Required work: The answer must consist of each line below that contains the string "might".

Records contained in a dataset:
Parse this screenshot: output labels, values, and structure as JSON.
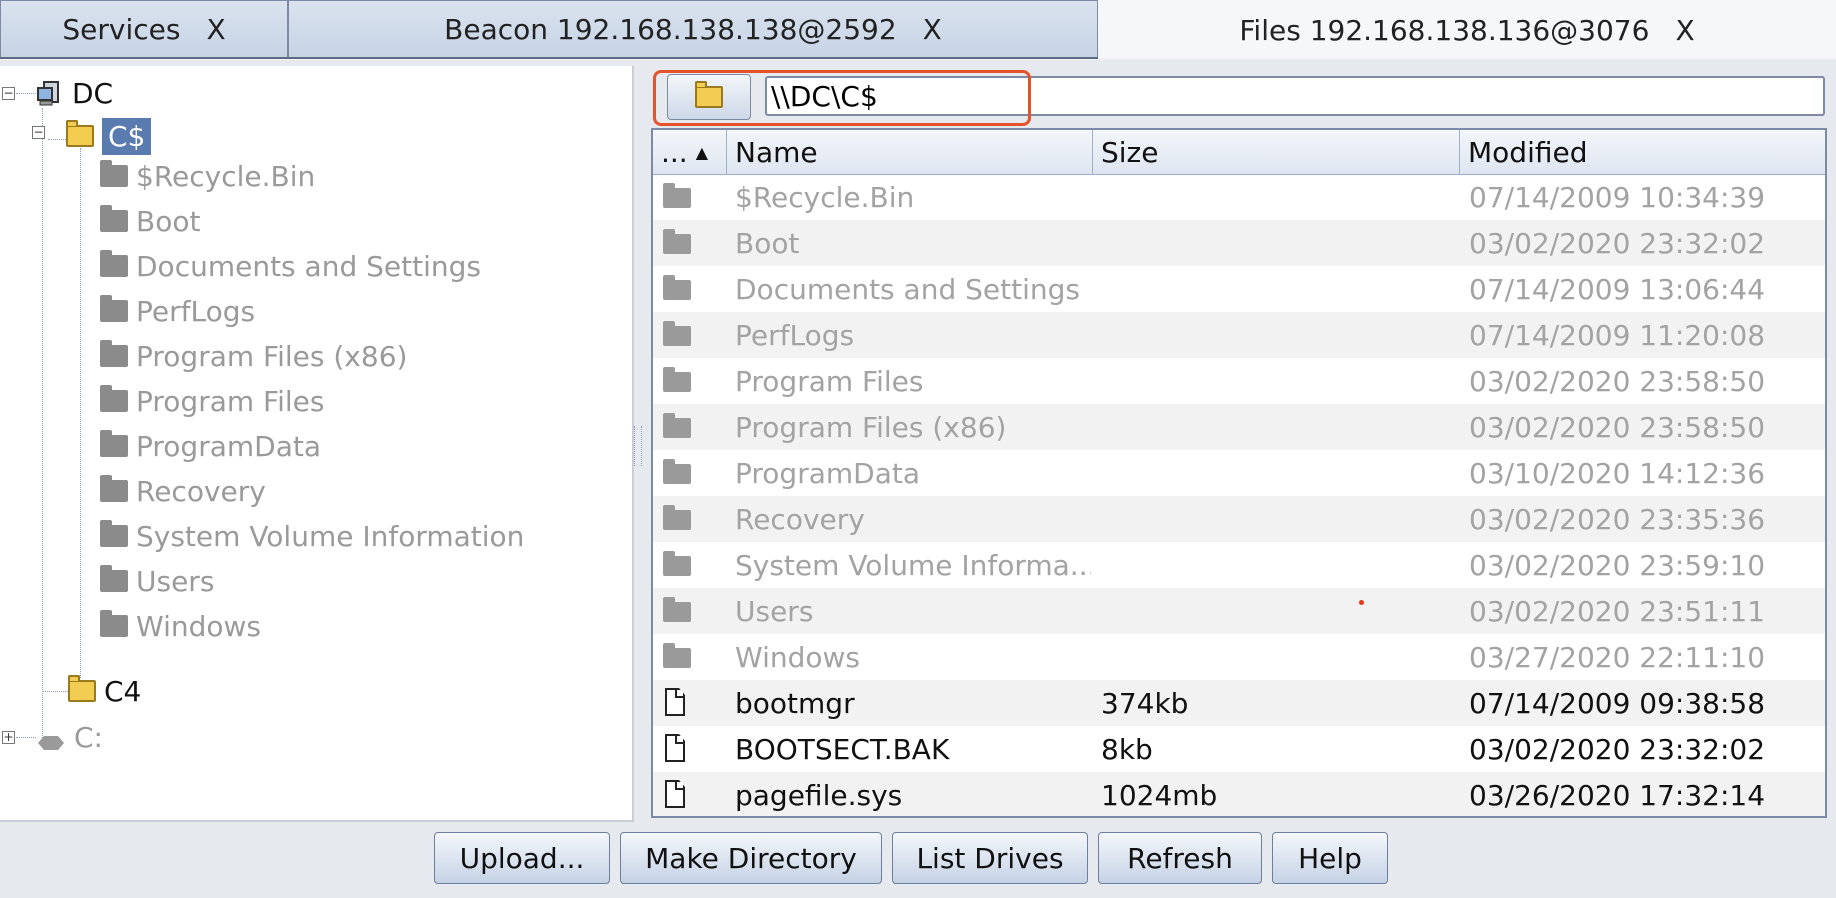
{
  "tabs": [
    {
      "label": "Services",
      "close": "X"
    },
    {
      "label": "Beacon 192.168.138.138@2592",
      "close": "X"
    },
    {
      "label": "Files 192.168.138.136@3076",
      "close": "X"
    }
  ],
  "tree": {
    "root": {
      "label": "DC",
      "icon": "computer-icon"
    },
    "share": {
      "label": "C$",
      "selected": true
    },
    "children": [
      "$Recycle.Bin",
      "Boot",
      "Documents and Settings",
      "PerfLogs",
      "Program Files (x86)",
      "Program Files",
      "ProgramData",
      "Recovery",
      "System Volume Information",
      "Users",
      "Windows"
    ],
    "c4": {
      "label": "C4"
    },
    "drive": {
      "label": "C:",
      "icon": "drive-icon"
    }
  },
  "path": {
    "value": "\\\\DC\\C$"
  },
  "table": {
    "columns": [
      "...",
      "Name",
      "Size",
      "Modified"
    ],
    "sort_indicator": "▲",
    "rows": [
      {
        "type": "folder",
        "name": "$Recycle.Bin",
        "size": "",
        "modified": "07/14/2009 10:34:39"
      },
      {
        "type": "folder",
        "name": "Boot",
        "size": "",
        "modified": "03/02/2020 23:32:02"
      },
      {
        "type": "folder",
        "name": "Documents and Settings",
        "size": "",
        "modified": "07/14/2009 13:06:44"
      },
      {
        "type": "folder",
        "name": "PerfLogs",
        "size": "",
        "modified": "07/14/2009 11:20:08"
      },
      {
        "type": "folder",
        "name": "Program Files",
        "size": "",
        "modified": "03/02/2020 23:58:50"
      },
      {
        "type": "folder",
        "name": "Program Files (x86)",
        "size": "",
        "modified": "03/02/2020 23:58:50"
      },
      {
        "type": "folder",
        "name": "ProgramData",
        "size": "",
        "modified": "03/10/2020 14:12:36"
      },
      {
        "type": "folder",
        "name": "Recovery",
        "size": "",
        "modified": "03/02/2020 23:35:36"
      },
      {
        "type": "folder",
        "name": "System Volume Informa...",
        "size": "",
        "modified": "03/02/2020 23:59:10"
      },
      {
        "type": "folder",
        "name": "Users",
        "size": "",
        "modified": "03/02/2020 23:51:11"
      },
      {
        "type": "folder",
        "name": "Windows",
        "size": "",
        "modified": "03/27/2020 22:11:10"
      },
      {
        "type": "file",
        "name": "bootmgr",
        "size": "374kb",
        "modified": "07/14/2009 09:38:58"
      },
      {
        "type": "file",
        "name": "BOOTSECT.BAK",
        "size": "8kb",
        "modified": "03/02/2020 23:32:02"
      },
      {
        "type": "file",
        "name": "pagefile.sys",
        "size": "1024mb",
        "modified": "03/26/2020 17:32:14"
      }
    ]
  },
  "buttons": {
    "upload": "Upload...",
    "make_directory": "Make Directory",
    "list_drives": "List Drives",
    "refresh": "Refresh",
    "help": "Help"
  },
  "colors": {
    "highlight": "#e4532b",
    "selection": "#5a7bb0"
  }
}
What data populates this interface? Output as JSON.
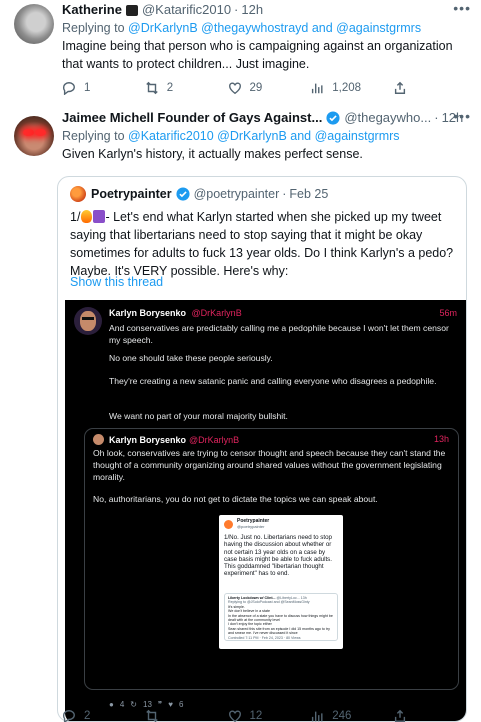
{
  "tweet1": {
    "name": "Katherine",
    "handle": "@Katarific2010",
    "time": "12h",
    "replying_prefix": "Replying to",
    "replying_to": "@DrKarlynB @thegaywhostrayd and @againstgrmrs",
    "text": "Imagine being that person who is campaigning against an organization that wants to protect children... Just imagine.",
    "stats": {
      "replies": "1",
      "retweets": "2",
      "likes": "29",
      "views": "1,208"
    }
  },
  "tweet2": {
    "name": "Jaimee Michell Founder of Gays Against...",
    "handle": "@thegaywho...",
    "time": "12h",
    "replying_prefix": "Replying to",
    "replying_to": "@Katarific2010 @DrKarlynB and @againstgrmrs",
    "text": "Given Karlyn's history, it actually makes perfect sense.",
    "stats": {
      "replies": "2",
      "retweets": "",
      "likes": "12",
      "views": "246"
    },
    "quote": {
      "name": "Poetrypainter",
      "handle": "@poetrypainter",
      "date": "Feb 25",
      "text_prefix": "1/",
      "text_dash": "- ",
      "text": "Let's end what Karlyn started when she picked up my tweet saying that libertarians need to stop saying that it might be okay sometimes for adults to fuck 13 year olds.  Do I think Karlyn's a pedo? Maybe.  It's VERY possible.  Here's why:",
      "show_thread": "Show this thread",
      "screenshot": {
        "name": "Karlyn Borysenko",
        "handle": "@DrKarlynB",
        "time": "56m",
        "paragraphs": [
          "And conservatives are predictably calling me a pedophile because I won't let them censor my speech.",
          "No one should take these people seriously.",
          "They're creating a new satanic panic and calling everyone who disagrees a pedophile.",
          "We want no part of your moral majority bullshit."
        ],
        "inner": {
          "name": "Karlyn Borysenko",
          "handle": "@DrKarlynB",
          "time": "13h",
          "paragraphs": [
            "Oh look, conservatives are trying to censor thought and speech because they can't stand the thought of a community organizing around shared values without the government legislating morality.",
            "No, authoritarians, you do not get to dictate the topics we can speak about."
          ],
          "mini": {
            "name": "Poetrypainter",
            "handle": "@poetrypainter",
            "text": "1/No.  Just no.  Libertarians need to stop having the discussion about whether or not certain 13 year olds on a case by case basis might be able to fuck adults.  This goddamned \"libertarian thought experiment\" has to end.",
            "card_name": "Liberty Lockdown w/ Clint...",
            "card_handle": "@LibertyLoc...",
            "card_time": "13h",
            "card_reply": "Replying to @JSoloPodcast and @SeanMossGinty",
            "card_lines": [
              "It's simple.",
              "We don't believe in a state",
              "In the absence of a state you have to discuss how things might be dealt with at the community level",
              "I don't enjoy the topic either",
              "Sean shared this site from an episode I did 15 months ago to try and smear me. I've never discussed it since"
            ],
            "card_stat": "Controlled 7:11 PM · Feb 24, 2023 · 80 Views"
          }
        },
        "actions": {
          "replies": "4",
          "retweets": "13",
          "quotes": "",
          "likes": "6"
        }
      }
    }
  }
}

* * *

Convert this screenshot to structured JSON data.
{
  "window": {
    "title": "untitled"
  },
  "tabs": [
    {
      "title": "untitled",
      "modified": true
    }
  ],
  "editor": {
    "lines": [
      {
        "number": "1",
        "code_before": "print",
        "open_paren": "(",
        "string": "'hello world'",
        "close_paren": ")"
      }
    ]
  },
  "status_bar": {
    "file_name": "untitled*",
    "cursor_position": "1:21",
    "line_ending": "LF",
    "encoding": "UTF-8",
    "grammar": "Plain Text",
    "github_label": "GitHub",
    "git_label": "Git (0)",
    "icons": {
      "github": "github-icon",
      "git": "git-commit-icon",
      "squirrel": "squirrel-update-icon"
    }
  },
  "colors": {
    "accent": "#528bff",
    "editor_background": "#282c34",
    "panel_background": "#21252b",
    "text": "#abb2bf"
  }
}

Solution to the problem:
      "text": "Let's end what Karlyn started when she picked up my tweet saying that libertarians need to stop saying that it might be okay sometimes for adults to fuck 13 year olds.  Do I think Karlyn's a pedo? Maybe.  It's VERY possible.  Here's why:",
            "text": "1/No.  Just no.  Libertarians need to stop having the discussion about whether or not certain 13 year olds on a case by case basis might be able to fuck adults.  This goddamned \"libertarian thought experiment\" has to end.",
              "In the absence of a state you have to discuss how things might be dealt with at the community level",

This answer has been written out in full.